-------- RECORDS SUPPLIED --------

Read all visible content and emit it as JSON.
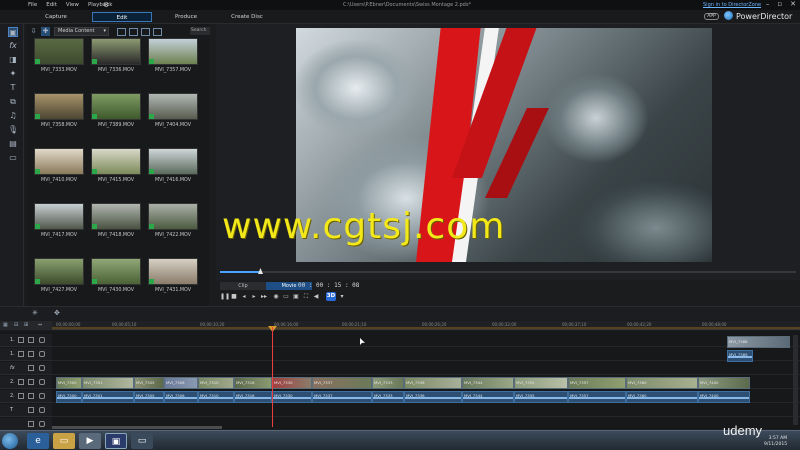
{
  "menu": [
    "File",
    "Edit",
    "View",
    "Playback"
  ],
  "file_path": "C:\\Users\\P.Ebner\\Documents\\Swiss Montage 2.pds*",
  "signin": "Sign in to DirectorZone",
  "modes": [
    {
      "label": "Capture"
    },
    {
      "label": "Edit"
    },
    {
      "label": "Produce"
    },
    {
      "label": "Create Disc"
    }
  ],
  "app_badge": "APP",
  "app_name": "PowerDirector",
  "library": {
    "dropdown": "Media Content",
    "search": "Search",
    "thumbs": [
      "MVI_7333.MOV",
      "MVI_7336.MOV",
      "MVI_7357.MOV",
      "MVI_7358.MOV",
      "MVI_7389.MOV",
      "MVI_7404.MOV",
      "MVI_7410.MOV",
      "MVI_7415.MOV",
      "MVI_7416.MOV",
      "MVI_7417.MOV",
      "MVI_7418.MOV",
      "MVI_7422.MOV",
      "MVI_7427.MOV",
      "MVI_7430.MOV",
      "MVI_7431.MOV"
    ]
  },
  "preview": {
    "clip_label": "Clip",
    "movie_label": "Movie",
    "timecode": "00 : 00 : 15 : 08",
    "three_d": "3D"
  },
  "ruler_ticks": [
    "00;00;00;00",
    "00;00;05;10",
    "00;00;10;20",
    "00;00;16;00",
    "00;00;21;10",
    "00;00;26;20",
    "00;00;32;00",
    "00;00;37;10",
    "00;00;42;20",
    "00;00;48;00"
  ],
  "tracks": [
    {
      "name": "1."
    },
    {
      "name": "1."
    },
    {
      "name": "fx"
    },
    {
      "name": "2."
    },
    {
      "name": "2."
    },
    {
      "name": "T"
    },
    {
      "name": ""
    }
  ],
  "clips_top": [
    "MVI_7388",
    "MVI_7389"
  ],
  "video_clips": [
    "MVI_7300",
    "MVI_7301",
    "MVI_7305",
    "MVI_7306",
    "MVI_7310",
    "MVI_7316",
    "MVI_7330",
    "MVI_7337",
    "MVI_7333",
    "MVI_7336",
    "MVI_7344",
    "MVI_7355",
    "MVI_7357",
    "MVI_7360",
    "MVI_7400"
  ],
  "audio_clips": [
    "MVI_7300",
    "MVI_7301",
    "MVI_7305",
    "MVI_7306",
    "MVI_7310",
    "MVI_7316",
    "MVI_7330",
    "MVI_7337",
    "MVI_7333",
    "MVI_7336",
    "MVI_7344",
    "MVI_7355",
    "MVI_7357",
    "MVI_7360",
    "MVI_7400"
  ],
  "watermark": "www.cgtsj.com",
  "udemy": "udemy",
  "clock": {
    "time": "3:57 AM",
    "date": "9/11/2015"
  },
  "colors": {
    "accent": "#3a78b8",
    "flag_red": "#d8161a",
    "watermark": "#f2e81a"
  }
}
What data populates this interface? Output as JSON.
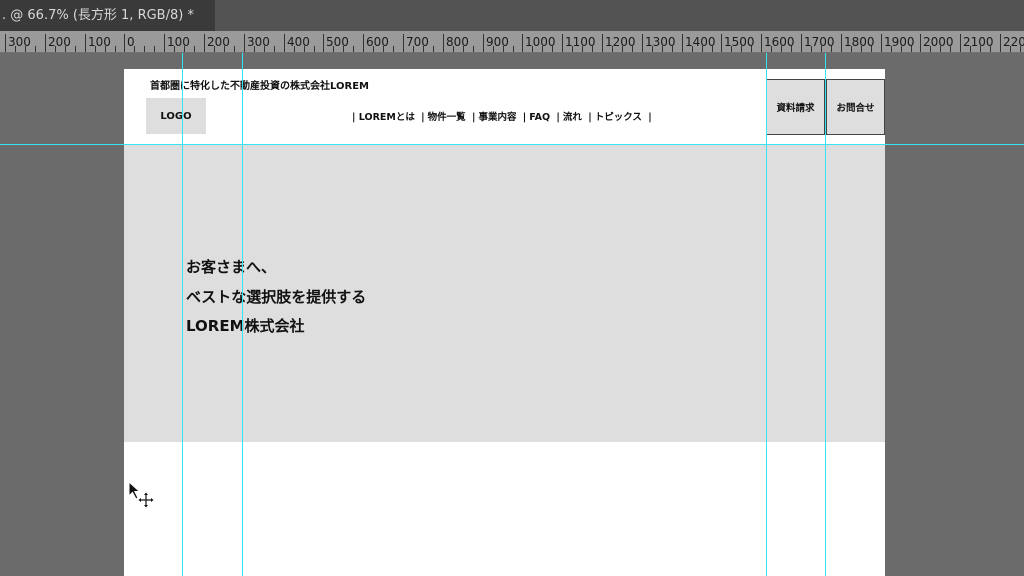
{
  "window": {
    "doc_tab_title": ". @ 66.7% (長方形 1, RGB/8) *"
  },
  "ruler": {
    "labels": [
      "300",
      "200",
      "100",
      "0",
      "100",
      "200",
      "300",
      "400",
      "500",
      "600",
      "700",
      "800",
      "900",
      "1000",
      "1100",
      "1200",
      "1300",
      "1400",
      "1500",
      "1600",
      "1700",
      "1800",
      "1900",
      "2000",
      "2100",
      "220"
    ]
  },
  "site": {
    "tagline": "首都圏に特化した不動産投資の株式会社LOREM",
    "logo": "LOGO",
    "nav": [
      "LOREMとは",
      "物件一覧",
      "事業内容",
      "FAQ",
      "流れ",
      "トピックス"
    ],
    "nav_separator": "|",
    "buttons": {
      "request_docs": "資料請求",
      "contact": "お問合せ"
    },
    "hero": {
      "line1": "お客さまへ、",
      "line2": "ベストな選択肢を提供する",
      "line3": "LOREM株式会社"
    }
  },
  "colors": {
    "guide": "#35e5f2",
    "pasteboard": "#6b6b6b",
    "placeholder_gray": "#dedede"
  }
}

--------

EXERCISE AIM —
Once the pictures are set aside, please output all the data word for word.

EXERCISE ANSWER —
Read all visible content and emit it as JSON.
{
  "menu": [
    "File",
    "Edit",
    "View",
    "Playback"
  ],
  "file_path": "C:\\Users\\P.Ebner\\Documents\\Swiss Montage 2.pds*",
  "signin": "Sign in to DirectorZone",
  "modes": [
    {
      "label": "Capture"
    },
    {
      "label": "Edit"
    },
    {
      "label": "Produce"
    },
    {
      "label": "Create Disc"
    }
  ],
  "app_badge": "APP",
  "app_name": "PowerDirector",
  "library": {
    "dropdown": "Media Content",
    "search": "Search",
    "thumbs": [
      "MVI_7333.MOV",
      "MVI_7336.MOV",
      "MVI_7357.MOV",
      "MVI_7358.MOV",
      "MVI_7389.MOV",
      "MVI_7404.MOV",
      "MVI_7410.MOV",
      "MVI_7415.MOV",
      "MVI_7416.MOV",
      "MVI_7417.MOV",
      "MVI_7418.MOV",
      "MVI_7422.MOV",
      "MVI_7427.MOV",
      "MVI_7430.MOV",
      "MVI_7431.MOV"
    ]
  },
  "preview": {
    "clip_label": "Clip",
    "movie_label": "Movie",
    "timecode": "00 : 00 : 15 : 08",
    "three_d": "3D"
  },
  "ruler_ticks": [
    "00;00;00;00",
    "00;00;05;10",
    "00;00;10;20",
    "00;00;16;00",
    "00;00;21;10",
    "00;00;26;20",
    "00;00;32;00",
    "00;00;37;10",
    "00;00;42;20",
    "00;00;48;00"
  ],
  "tracks": [
    {
      "name": "1."
    },
    {
      "name": "1."
    },
    {
      "name": "fx"
    },
    {
      "name": "2."
    },
    {
      "name": "2."
    },
    {
      "name": "T"
    },
    {
      "name": ""
    }
  ],
  "clips_top": [
    "MVI_7388",
    "MVI_7389"
  ],
  "video_clips": [
    "MVI_7300",
    "MVI_7301",
    "MVI_7305",
    "MVI_7306",
    "MVI_7310",
    "MVI_7316",
    "MVI_7330",
    "MVI_7337",
    "MVI_7333",
    "MVI_7336",
    "MVI_7344",
    "MVI_7355",
    "MVI_7357",
    "MVI_7360",
    "MVI_7400"
  ],
  "audio_clips": [
    "MVI_7300",
    "MVI_7301",
    "MVI_7305",
    "MVI_7306",
    "MVI_7310",
    "MVI_7316",
    "MVI_7330",
    "MVI_7337",
    "MVI_7333",
    "MVI_7336",
    "MVI_7344",
    "MVI_7355",
    "MVI_7357",
    "MVI_7360",
    "MVI_7400"
  ],
  "watermark": "www.cgtsj.com",
  "udemy": "udemy",
  "clock": {
    "time": "3:57 AM",
    "date": "9/11/2015"
  },
  "colors": {
    "accent": "#3a78b8",
    "flag_red": "#d8161a",
    "watermark": "#f2e81a"
  }
}
What data populates this interface? Output as JSON.
{
  "window": {
    "doc_tab_title": ". @ 66.7% (長方形 1, RGB/8) *"
  },
  "ruler": {
    "labels": [
      "300",
      "200",
      "100",
      "0",
      "100",
      "200",
      "300",
      "400",
      "500",
      "600",
      "700",
      "800",
      "900",
      "1000",
      "1100",
      "1200",
      "1300",
      "1400",
      "1500",
      "1600",
      "1700",
      "1800",
      "1900",
      "2000",
      "2100",
      "220"
    ]
  },
  "site": {
    "tagline": "首都圏に特化した不動産投資の株式会社LOREM",
    "logo": "LOGO",
    "nav": [
      "LOREMとは",
      "物件一覧",
      "事業内容",
      "FAQ",
      "流れ",
      "トピックス"
    ],
    "nav_separator": "|",
    "buttons": {
      "request_docs": "資料請求",
      "contact": "お問合せ"
    },
    "hero": {
      "line1": "お客さまへ、",
      "line2": "ベストな選択肢を提供する",
      "line3": "LOREM株式会社"
    }
  },
  "colors": {
    "guide": "#35e5f2",
    "pasteboard": "#6b6b6b",
    "placeholder_gray": "#dedede"
  }
}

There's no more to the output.